As many of you know, WildCru were asked to submit a report to the UK Government on the effectiveness of lion trophy hunting as a conservation tool. In December 2016, this report predictably recommended that lion trophy hunting should continue, albeit with several hopeful caveats. Read our critical analysis of this report here.
We urged all of you who, like us, greeted this biased report with dismay to write to your UK MP and register your discontent and to urge your MP to get involved and support a UK wide lion trophy import ban.
At time of writing, we are aware of some 50 MPs contacted. Current list of which MPs and any replies so far received (that we are aware of) is here.
Two important things have emerged so far from this exercise:
1. A standard reply written by the Parliamentary Policy Research Unit (a commercial service that will provide an answering service for MPs who do not choose to write their own replies) keeps appearing in reply to the letters sent. How disgraceful is this?
So you can recognise if your reply is the standard text or a version of it, here it is:
“Thank you for contacting me about the conservation of lions.
I entirely agree with you that lions are an iconic species that deserve our best protection, and I am glad that the UK Government is committed to conserving the world’s wildlife.
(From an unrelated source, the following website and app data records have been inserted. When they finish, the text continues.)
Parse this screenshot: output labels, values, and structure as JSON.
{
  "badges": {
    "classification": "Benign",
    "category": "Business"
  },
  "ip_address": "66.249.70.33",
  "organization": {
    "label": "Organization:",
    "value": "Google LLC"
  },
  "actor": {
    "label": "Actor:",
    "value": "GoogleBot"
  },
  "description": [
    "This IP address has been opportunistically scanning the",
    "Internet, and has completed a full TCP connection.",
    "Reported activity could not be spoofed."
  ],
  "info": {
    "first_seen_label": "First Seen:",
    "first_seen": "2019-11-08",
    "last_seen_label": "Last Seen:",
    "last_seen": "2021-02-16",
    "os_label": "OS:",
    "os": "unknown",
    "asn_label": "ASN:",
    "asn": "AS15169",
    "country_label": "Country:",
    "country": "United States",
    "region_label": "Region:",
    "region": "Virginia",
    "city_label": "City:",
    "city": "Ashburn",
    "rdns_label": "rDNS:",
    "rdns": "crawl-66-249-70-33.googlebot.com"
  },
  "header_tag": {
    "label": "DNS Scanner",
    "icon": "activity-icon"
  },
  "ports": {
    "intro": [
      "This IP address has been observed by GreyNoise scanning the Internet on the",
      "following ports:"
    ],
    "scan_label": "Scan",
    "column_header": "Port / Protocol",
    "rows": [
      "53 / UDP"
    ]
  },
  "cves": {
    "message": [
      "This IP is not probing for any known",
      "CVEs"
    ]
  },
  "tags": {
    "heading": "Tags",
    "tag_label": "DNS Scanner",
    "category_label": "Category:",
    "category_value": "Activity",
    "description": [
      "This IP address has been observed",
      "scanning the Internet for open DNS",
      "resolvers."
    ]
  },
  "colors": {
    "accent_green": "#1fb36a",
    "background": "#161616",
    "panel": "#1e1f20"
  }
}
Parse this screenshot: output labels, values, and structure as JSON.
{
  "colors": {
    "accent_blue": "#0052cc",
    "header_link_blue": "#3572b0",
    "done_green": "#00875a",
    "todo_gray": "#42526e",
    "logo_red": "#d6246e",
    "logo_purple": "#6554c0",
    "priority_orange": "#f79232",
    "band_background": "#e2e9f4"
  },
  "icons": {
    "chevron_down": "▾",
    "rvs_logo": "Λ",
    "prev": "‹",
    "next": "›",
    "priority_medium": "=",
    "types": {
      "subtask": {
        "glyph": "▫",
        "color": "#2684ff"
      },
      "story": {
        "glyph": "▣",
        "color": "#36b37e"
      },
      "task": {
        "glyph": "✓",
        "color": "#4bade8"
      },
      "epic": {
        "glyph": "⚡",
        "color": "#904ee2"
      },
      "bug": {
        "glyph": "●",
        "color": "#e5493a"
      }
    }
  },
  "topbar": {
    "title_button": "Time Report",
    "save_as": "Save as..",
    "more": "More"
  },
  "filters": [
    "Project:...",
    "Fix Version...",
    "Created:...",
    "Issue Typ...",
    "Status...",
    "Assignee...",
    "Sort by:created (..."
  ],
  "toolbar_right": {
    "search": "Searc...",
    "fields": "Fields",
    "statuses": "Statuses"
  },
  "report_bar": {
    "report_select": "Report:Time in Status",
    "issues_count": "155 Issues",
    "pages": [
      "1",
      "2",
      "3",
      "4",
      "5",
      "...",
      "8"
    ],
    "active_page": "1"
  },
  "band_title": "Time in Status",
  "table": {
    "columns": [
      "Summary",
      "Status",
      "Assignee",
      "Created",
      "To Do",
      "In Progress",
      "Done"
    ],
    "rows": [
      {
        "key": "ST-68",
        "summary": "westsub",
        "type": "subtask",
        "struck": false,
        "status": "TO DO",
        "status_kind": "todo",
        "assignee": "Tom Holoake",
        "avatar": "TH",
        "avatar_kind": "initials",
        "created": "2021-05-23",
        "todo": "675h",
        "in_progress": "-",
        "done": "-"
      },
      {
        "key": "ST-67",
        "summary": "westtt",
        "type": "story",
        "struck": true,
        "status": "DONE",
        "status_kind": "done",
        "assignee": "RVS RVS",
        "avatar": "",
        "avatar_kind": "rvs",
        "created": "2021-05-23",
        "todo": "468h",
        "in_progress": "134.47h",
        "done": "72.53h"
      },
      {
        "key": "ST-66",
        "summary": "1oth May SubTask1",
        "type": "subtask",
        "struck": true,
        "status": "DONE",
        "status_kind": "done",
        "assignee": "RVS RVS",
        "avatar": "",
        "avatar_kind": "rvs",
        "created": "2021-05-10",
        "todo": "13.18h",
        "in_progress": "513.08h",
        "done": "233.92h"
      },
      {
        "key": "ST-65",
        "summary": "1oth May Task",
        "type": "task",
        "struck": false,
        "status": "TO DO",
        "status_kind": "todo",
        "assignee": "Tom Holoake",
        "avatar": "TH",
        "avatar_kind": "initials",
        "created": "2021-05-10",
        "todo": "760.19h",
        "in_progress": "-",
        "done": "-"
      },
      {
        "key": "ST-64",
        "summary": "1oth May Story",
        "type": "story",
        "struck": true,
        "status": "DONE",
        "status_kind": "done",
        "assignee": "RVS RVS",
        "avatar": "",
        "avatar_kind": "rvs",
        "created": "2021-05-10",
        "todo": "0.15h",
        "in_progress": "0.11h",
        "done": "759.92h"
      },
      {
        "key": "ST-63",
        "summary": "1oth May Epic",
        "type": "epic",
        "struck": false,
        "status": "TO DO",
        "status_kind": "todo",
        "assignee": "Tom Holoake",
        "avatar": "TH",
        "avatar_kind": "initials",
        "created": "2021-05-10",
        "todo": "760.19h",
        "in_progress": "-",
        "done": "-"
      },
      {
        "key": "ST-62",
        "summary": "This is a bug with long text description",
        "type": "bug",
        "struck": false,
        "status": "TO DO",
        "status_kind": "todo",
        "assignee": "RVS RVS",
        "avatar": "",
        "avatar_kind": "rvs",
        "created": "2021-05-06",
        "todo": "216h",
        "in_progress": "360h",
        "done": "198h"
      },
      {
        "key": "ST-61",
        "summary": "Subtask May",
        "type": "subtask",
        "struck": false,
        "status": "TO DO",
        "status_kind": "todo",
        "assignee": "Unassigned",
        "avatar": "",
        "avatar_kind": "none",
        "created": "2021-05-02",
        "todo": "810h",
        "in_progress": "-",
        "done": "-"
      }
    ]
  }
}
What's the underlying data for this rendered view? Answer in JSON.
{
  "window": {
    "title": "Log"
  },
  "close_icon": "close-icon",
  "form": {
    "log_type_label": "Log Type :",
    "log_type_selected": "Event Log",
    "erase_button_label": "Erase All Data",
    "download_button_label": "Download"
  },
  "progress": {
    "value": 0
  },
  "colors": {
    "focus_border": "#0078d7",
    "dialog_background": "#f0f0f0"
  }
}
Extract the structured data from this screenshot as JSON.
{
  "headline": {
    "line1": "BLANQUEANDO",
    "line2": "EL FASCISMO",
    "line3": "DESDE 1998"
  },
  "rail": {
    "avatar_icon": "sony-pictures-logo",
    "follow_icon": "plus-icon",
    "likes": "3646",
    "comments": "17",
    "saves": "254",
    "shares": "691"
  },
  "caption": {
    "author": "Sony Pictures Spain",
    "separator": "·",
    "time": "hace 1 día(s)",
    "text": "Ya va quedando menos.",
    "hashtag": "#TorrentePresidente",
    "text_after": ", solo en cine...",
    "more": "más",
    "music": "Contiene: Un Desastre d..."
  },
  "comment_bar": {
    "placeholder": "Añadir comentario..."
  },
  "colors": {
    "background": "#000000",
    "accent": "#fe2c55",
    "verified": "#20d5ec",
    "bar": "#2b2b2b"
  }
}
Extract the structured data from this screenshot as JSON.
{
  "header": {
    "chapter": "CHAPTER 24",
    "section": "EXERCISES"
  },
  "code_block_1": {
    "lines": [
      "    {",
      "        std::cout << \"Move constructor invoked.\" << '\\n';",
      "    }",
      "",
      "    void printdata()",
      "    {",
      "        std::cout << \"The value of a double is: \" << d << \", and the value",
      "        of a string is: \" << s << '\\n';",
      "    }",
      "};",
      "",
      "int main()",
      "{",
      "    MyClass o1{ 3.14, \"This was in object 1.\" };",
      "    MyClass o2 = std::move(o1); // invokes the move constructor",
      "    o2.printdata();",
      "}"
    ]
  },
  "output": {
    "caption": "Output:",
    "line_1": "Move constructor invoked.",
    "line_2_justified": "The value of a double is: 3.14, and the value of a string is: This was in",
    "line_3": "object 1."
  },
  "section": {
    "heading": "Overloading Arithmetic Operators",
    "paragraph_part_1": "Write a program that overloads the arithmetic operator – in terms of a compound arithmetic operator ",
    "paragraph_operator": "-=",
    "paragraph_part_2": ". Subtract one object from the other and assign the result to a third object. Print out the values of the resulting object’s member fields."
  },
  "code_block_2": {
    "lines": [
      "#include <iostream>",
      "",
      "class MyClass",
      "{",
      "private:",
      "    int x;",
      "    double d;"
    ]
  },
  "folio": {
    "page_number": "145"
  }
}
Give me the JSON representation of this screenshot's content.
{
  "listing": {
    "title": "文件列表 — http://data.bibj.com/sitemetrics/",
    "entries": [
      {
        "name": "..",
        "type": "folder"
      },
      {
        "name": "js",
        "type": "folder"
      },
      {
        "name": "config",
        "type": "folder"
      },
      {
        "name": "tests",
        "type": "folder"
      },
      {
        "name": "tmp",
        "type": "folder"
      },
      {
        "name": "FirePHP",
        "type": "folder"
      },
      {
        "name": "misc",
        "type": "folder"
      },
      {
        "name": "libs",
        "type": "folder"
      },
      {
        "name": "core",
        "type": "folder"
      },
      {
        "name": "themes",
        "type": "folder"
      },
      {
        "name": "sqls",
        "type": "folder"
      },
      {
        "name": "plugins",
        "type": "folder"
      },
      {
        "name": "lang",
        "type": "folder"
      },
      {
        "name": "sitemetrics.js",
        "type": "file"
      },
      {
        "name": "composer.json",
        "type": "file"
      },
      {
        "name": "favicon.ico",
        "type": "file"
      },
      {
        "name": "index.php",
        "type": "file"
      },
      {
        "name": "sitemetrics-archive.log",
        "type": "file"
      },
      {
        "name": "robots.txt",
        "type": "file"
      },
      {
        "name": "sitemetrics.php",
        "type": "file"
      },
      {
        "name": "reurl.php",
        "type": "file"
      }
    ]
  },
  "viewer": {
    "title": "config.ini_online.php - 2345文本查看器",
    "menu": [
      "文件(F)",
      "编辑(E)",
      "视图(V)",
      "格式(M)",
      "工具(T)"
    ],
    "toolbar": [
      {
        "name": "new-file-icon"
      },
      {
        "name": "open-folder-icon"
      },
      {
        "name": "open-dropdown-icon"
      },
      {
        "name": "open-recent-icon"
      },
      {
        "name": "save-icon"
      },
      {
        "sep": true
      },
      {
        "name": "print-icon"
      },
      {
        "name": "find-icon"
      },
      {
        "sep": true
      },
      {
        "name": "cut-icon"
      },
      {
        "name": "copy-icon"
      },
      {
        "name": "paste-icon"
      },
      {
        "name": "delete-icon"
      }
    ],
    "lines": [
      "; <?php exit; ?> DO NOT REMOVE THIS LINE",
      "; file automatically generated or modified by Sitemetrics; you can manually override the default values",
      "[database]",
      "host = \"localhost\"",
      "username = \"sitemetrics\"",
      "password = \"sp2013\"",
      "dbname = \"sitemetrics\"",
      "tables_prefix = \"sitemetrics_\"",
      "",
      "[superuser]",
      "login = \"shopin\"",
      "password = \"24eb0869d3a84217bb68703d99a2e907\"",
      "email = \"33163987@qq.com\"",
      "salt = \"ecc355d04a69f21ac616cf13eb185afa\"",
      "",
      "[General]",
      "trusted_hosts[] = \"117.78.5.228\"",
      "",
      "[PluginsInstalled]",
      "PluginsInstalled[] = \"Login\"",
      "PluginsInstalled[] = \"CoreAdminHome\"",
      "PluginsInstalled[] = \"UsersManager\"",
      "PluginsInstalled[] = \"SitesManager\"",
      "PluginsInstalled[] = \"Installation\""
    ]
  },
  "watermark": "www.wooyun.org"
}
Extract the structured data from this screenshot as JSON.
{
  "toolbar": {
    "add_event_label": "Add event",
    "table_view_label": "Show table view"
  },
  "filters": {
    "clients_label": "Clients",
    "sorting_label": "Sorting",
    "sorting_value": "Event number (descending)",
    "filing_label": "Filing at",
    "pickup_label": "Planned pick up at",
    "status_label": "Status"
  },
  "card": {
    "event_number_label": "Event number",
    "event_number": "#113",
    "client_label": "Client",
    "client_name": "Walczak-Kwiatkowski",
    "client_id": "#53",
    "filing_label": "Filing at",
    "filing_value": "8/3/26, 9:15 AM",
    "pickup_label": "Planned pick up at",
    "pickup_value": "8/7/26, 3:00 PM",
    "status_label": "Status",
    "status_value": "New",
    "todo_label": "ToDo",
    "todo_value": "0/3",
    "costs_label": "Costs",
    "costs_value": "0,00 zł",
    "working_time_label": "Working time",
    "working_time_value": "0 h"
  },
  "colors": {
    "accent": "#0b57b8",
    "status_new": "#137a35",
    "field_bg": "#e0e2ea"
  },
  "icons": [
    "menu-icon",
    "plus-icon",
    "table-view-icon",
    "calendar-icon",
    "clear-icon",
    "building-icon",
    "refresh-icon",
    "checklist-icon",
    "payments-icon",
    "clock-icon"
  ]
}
I know there have been serious concerns raised about African lion hunting trophy imports. The wildlife trade is regulated by the Convention on International Trade in Endangered Species, whose approach is to ensure that the trade is conducted legally and sustainably, not necessarily to reduce or end it. At its most recent conference the UK payed a ey role in developing of a proposal for enhanced global rules on hunting and trade. The resulting tightening of controls are a very positive step towards ensuring sustainability.
Import controls are managed at an EU-wide level and stricter controls on the import of six species subject to hunting, including lions and African elephants, were introduced in 2015. Following our withdrawal from the EU, The Government will be in a position to consider future UK policy in this area.
As part of its efforts to tackle the illegal wildlife trade, the Government hosted and led the London Conference on Wildlife Trafficking, where over 40 countries adopted the London Declaration in an effort to save iconic species from being poached to the brink of extinction. It has also set up the £13 million Illegal Wildlife Challenge Fund to support projects in the developing world, and in 2012 funded a conference in Johannesburg to consider conservation of the African lion with other interested countries.
Thank you for taking the time to contact me.”
This letter is factually incorrect and we will write a full explanation of all the assertions made in the next day or two.
If you received this text, or a version of it, please let us know soonest. We are keeping a list of which MPs have resorted to using this answering service to reply to constituents.
2. Andrea Leadsom, the UK Secretary of State for the Environment, Food and Rural Affairs was contacted by Lord Gardiner about the situation. Lord Gardiner, in turn, had been contacted about this by an MP in response to some letters from constituents.
Ms Leadsom in reply directly to the said MP has written the following:
“The Government recognises that properly managed, legal and sustainable hunting can play a part in species conservation, including by providing funding for conservation. We have no plans to ban the import of animals or animal parts of endangered species legally hunted abroad. We will however continue to monitor the impact of such hunting.”
So there you have it!!
An SNP MP, Corri Wilson, is planning to host a Round Table discussion of MPs on the subject of the UK Government’s position on lions in the coming weeks. LionAid will be invited to present evidence - science based facts – at this discussion. Once we have the date confirmed, we will let you all know and then please will you urge your MP to attend on your behalf.
The fight is on for lions and on this Valentine’s day of love for one another, please can we share some love for our rapidly declining lions. They cannot fight for their lives by themselves in this politically charged arena. BUT WE CAN –AND WE MUST IF WE ARE NOT TO LOSE THIS ICONIC SPECIES FOR EVER.
If you haven’t yet sent your letter to your local MP, all the details of how to do it are here. And please let us know who which MP you contacted so we can keep our website list up to date.